  • Avoid chasing high-yield investments: The Bogleheads warn against chasing high-yield investments, which often come with high risk. They advise investors to focus on low-cost index funds that provide broad market exposure and reduce risk.
  • Rebalance your portfolio regularly: Regular rebalancing is a key component of the Bogleheads investment strategy. By rebalancing your portfolio, you can ensure that your investments remain in line with your financial goals and risk tolerance.

By following the wisdom of the Bogleheads, individuals can take control of their finances and achieve their financial goals. Whether you are just starting out or you have been investing for years, this philosophy provides valuable insights that can help you make informed decisions and achieve your financial goals.

***The is not a financial advisor so use this information at your own success or peril!***

Make That Money… More Articles on Financial Success

Building Wealth with Benjamin (Franklin that is)…

Benjamin Franklin was not only a founding father of the United States, but he was also an accomplished author, inventor, and diplomat. He is also remembered for his financial acumen. In this article, we will draw on Franklin’s wisdom to provide practical tips for achieving financial success.

  1. Develop a frugal lifestyle

One of Franklin’s most famous sayings is, “A penny saved is a penny earned.” He was a firm believer in living a frugal lifestyle. This means avoiding wasteful spending and being mindful of where each dollar (or cent for that matter) goes. Living within your means, avoiding debt, and making smart spending decisions are paramount to financial success.

  1. Make a budget and stick to it

Another key to financial success is to create a budget, and more importantly, stick to it! A budget helps ensure you are living within your means; it can also help you identify areas where you can cut back on spending.
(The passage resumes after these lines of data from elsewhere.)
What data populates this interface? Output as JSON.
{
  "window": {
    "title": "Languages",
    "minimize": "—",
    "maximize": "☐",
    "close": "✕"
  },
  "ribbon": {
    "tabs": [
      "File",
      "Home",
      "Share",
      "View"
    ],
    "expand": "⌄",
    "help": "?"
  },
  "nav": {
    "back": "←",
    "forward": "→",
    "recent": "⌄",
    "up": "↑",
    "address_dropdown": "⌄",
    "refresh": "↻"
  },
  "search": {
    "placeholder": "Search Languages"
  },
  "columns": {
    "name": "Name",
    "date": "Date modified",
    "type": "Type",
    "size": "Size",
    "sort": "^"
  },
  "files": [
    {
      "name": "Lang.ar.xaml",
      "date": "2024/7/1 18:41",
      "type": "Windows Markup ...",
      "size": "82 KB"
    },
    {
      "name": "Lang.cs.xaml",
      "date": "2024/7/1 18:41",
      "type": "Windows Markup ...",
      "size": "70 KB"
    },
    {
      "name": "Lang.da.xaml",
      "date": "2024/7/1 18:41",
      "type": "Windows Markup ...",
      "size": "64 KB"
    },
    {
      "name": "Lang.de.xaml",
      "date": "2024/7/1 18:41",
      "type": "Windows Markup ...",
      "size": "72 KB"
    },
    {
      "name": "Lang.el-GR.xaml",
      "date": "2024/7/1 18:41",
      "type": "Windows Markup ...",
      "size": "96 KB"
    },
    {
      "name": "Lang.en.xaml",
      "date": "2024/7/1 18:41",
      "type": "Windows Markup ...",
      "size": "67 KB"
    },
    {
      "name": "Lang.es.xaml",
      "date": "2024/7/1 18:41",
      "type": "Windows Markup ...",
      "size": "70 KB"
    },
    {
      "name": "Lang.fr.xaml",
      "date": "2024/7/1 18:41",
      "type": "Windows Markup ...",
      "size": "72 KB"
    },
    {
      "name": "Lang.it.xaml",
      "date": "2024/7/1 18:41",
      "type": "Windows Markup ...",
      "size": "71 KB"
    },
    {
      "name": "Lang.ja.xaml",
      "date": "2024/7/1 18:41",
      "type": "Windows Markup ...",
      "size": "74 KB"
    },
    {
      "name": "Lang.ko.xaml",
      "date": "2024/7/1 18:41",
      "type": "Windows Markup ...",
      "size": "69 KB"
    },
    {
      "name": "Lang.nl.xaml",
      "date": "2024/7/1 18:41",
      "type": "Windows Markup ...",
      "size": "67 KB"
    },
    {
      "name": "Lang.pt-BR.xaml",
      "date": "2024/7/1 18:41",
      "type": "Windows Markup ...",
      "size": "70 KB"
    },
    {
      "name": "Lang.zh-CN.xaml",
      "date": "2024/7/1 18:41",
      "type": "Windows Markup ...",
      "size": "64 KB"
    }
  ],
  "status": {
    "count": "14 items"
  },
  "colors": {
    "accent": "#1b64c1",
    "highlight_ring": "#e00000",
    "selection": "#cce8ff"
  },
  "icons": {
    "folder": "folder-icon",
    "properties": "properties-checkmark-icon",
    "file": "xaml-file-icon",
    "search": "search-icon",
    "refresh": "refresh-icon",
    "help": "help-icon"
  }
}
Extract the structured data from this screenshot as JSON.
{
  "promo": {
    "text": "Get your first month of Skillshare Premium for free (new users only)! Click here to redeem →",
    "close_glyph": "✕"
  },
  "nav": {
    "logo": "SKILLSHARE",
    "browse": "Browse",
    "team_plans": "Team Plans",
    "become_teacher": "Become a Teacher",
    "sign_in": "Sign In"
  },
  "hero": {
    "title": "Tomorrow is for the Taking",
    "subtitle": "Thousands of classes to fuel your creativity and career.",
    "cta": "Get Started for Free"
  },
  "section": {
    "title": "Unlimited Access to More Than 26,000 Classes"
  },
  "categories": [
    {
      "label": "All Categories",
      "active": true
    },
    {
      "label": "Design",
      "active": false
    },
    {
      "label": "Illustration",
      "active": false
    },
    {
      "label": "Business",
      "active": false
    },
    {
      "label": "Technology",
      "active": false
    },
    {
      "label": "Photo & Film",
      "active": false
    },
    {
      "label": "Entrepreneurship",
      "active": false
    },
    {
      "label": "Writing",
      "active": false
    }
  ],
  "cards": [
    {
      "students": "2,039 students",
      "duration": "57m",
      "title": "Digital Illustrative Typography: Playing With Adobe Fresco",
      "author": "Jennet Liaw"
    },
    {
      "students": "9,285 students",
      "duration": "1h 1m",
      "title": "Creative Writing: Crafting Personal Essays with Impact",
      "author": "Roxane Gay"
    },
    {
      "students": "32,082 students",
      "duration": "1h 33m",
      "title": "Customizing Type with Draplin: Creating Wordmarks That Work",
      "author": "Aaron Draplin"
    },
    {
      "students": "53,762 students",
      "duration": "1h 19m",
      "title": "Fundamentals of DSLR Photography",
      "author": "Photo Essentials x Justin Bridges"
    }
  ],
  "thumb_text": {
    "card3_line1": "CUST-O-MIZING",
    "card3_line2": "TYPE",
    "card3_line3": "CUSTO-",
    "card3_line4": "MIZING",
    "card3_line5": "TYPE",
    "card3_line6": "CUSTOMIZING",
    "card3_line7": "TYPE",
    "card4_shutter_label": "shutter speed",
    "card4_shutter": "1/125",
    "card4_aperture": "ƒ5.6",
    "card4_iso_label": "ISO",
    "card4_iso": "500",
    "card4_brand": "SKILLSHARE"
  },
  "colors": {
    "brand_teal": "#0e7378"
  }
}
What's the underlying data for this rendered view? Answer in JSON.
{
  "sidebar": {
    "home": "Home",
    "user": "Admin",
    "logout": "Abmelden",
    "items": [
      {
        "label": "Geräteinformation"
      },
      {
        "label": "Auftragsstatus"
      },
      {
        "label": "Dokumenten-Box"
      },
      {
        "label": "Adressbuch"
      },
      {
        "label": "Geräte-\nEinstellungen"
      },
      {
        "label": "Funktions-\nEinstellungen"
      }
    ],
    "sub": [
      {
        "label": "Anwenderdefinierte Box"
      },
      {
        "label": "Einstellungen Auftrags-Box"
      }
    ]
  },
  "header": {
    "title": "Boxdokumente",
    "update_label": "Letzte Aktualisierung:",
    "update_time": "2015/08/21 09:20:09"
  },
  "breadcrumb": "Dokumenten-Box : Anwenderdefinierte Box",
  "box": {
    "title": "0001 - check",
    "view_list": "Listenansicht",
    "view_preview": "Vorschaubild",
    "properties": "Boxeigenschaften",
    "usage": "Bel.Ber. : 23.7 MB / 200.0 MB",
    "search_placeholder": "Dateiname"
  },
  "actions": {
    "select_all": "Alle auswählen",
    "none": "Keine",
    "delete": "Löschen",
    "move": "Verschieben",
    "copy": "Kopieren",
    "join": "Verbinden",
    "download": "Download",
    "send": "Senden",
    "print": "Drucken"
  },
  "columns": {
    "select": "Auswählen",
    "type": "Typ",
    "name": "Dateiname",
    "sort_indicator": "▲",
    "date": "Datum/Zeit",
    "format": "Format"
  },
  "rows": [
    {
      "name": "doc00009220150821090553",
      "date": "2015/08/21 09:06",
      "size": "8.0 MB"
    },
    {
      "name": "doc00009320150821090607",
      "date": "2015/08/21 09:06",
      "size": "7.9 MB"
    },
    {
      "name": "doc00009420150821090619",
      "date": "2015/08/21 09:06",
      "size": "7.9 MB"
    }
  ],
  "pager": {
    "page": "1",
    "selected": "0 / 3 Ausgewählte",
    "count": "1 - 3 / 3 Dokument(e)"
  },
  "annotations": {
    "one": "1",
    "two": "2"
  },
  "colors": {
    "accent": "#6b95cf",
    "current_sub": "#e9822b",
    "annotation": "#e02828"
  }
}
Franklin was known for his meticulous record-keeping; he kept detailed records of his income and expenses. By doing the same, you can gain a better understanding of your finances and make informed decisions about your spending habits.

  1. Invest wisely

Franklin was a savvy investor, and he believed in the power of compound interest. He famously said, “Money makes money. And the money that money makes, makes money.” To achieve financial success, it is important to invest wisely, whether it is in stocks, real estate, or other assets. It is also important to start investing early, as the earlier you start, the more time your investments have to grow. Remember that, almost invariably, time in the market beats timing the market.

“If you would know the value of money, go and try to borrow some; for he that goes a borrowing, goes a sorrowing.” – Ben Franklin

  1. Pursue multiple streams of income

Franklin believed in the importance of pursuing multiple streams of income. He was an accomplished author, inventor, and diplomat, and he leveraged his talents to create a diverse portfolio of income streams. To achieve financial success, it is important to find ways to diversify your income, whether it is through a side hustle, freelance work, or passive income streams.

  1. Cultivate a growth mindset

Finally, Franklin believed in the power of a growth mindset. He was a lifelong learner, and he believed that anyone could achieve success if they were willing to put in the effort. Learn new skills, take risks, and persist in the face of challenges; the more skills and knowledge you have the better equipped you are to take advantage of opportunities.

Benjamin Franklin’s wisdom on financial success is still relevant today. By living a frugal lifestyle, making a budget, investing wisely, pursuing multiple streams of income, and cultivating a growth mindset, anyone can achieve financial success. The key is to be disciplined, patient, and willing to put in the effort to achieve your financial goals.

More Great Content Below…